* Records supplied *
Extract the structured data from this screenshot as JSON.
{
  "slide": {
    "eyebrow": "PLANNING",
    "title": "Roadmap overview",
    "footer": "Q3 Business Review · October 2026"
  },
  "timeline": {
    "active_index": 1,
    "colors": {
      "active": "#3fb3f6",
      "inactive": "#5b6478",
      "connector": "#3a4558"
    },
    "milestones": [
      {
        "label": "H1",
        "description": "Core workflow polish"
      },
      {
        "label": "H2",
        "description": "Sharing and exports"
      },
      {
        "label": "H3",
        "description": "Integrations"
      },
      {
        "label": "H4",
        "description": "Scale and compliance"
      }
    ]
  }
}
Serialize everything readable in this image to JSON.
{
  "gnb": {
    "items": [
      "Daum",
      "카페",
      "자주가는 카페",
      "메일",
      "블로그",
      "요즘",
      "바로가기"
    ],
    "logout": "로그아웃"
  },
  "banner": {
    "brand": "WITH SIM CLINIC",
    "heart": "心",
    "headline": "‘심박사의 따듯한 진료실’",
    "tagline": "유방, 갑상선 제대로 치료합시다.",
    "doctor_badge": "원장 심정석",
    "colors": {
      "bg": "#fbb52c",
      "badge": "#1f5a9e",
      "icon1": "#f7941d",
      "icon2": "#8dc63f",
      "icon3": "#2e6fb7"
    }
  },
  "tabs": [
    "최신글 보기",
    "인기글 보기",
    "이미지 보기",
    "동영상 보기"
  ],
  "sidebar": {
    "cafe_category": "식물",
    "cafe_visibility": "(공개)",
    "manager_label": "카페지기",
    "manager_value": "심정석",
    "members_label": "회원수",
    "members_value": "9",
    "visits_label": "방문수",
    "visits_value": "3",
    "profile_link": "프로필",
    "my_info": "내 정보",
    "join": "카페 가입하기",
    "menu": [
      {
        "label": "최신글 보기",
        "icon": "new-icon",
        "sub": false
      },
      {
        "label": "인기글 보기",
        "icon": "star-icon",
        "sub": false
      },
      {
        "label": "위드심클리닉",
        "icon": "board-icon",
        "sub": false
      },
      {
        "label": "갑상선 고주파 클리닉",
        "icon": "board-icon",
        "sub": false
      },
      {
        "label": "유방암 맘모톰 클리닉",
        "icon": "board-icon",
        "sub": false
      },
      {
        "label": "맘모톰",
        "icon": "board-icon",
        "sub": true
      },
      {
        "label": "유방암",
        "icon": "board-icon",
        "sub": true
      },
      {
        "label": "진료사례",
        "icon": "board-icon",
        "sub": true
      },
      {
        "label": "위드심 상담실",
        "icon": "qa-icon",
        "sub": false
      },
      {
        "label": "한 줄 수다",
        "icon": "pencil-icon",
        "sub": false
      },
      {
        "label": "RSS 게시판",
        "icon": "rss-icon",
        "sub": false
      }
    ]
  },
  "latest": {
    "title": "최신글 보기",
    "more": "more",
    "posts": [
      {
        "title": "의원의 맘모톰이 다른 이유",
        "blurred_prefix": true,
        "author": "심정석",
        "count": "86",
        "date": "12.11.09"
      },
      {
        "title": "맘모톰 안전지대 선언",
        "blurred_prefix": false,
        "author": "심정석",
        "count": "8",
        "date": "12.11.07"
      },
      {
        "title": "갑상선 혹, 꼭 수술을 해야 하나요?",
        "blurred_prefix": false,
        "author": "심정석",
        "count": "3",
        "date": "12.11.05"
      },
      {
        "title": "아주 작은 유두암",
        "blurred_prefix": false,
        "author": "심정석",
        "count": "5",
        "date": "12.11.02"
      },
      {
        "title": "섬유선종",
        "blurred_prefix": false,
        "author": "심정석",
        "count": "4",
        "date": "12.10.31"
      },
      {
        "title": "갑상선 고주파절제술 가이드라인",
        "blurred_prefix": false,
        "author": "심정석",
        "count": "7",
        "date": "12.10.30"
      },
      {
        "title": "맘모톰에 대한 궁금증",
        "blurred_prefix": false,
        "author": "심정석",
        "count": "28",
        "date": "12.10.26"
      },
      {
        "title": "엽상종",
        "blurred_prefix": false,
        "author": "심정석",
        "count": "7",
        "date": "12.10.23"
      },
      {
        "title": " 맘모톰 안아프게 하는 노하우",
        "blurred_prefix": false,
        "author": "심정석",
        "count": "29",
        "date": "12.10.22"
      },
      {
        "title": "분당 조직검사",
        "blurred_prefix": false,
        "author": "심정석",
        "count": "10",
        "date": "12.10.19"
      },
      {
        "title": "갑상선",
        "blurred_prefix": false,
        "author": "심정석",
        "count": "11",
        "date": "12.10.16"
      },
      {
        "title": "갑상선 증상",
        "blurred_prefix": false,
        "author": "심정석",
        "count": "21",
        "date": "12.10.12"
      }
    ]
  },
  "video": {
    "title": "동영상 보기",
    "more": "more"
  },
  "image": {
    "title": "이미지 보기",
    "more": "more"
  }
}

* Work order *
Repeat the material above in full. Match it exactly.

* Exercise output *
Extract the structured data from this screenshot as JSON.
{
  "slide": {
    "eyebrow": "PLANNING",
    "title": "Roadmap overview",
    "footer": "Q3 Business Review · October 2026"
  },
  "timeline": {
    "active_index": 1,
    "colors": {
      "active": "#3fb3f6",
      "inactive": "#5b6478",
      "connector": "#3a4558"
    },
    "milestones": [
      {
        "label": "H1",
        "description": "Core workflow polish"
      },
      {
        "label": "H2",
        "description": "Sharing and exports"
      },
      {
        "label": "H3",
        "description": "Integrations"
      },
      {
        "label": "H4",
        "description": "Scale and compliance"
      }
    ]
  }
}
Serialize everything readable in this image to JSON.
{
  "gnb": {
    "items": [
      "Daum",
      "카페",
      "자주가는 카페",
      "메일",
      "블로그",
      "요즘",
      "바로가기"
    ],
    "logout": "로그아웃"
  },
  "banner": {
    "brand": "WITH SIM CLINIC",
    "heart": "心",
    "headline": "‘심박사의 따듯한 진료실’",
    "tagline": "유방, 갑상선 제대로 치료합시다.",
    "doctor_badge": "원장 심정석",
    "colors": {
      "bg": "#fbb52c",
      "badge": "#1f5a9e",
      "icon1": "#f7941d",
      "icon2": "#8dc63f",
      "icon3": "#2e6fb7"
    }
  },
  "tabs": [
    "최신글 보기",
    "인기글 보기",
    "이미지 보기",
    "동영상 보기"
  ],
  "sidebar": {
    "cafe_category": "식물",
    "cafe_visibility": "(공개)",
    "manager_label": "카페지기",
    "manager_value": "심정석",
    "members_label": "회원수",
    "members_value": "9",
    "visits_label": "방문수",
    "visits_value": "3",
    "profile_link": "프로필",
    "my_info": "내 정보",
    "join": "카페 가입하기",
    "menu": [
      {
        "label": "최신글 보기",
        "icon": "new-icon",
        "sub": false
      },
      {
        "label": "인기글 보기",
        "icon": "star-icon",
        "sub": false
      },
      {
        "label": "위드심클리닉",
        "icon": "board-icon",
        "sub": false
      },
      {
        "label": "갑상선 고주파 클리닉",
        "icon": "board-icon",
        "sub": false
      },
      {
        "label": "유방암 맘모톰 클리닉",
        "icon": "board-icon",
        "sub": false
      },
      {
        "label": "맘모톰",
        "icon": "board-icon",
        "sub": true
      },
      {
        "label": "유방암",
        "icon": "board-icon",
        "sub": true
      },
      {
        "label": "진료사례",
        "icon": "board-icon",
        "sub": true
      },
      {
        "label": "위드심 상담실",
        "icon": "qa-icon",
        "sub": false
      },
      {
        "label": "한 줄 수다",
        "icon": "pencil-icon",
        "sub": false
      },
      {
        "label": "RSS 게시판",
        "icon": "rss-icon",
        "sub": false
      }
    ]
  },
  "latest": {
    "title": "최신글 보기",
    "more": "more",
    "posts": [
      {
        "title": "의원의 맘모톰이 다른 이유",
        "blurred_prefix": true,
        "author": "심정석",
        "count": "86",
        "date": "12.11.09"
      },
      {
        "title": "맘모톰 안전지대 선언",
        "blurred_prefix": false,
        "author": "심정석",
        "count": "8",
        "date": "12.11.07"
      },
      {
        "title": "갑상선 혹, 꼭 수술을 해야 하나요?",
        "blurred_prefix": false,
        "author": "심정석",
        "count": "3",
        "date": "12.11.05"
      },
      {
        "title": "아주 작은 유두암",
        "blurred_prefix": false,
        "author": "심정석",
        "count": "5",
        "date": "12.11.02"
      },
      {
        "title": "섬유선종",
        "blurred_prefix": false,
        "author": "심정석",
        "count": "4",
        "date": "12.10.31"
      },
      {
        "title": "갑상선 고주파절제술 가이드라인",
        "blurred_prefix": false,
        "author": "심정석",
        "count": "7",
        "date": "12.10.30"
      },
      {
        "title": "맘모톰에 대한 궁금증",
        "blurred_prefix": false,
        "author": "심정석",
        "count": "28",
        "date": "12.10.26"
      },
      {
        "title": "엽상종",
        "blurred_prefix": false,
        "author": "심정석",
        "count": "7",
        "date": "12.10.23"
      },
      {
        "title": " 맘모톰 안아프게 하는 노하우",
        "blurred_prefix": false,
        "author": "심정석",
        "count": "29",
        "date": "12.10.22"
      },
      {
        "title": "분당 조직검사",
        "blurred_prefix": false,
        "author": "심정석",
        "count": "10",
        "date": "12.10.19"
      },
      {
        "title": "갑상선",
        "blurred_prefix": false,
        "author": "심정석",
        "count": "11",
        "date": "12.10.16"
      },
      {
        "title": "갑상선 증상",
        "blurred_prefix": false,
        "author": "심정석",
        "count": "21",
        "date": "12.10.12"
      }
    ]
  },
  "video": {
    "title": "동영상 보기",
    "more": "more"
  },
  "image": {
    "title": "이미지 보기",
    "more": "more"
  }
}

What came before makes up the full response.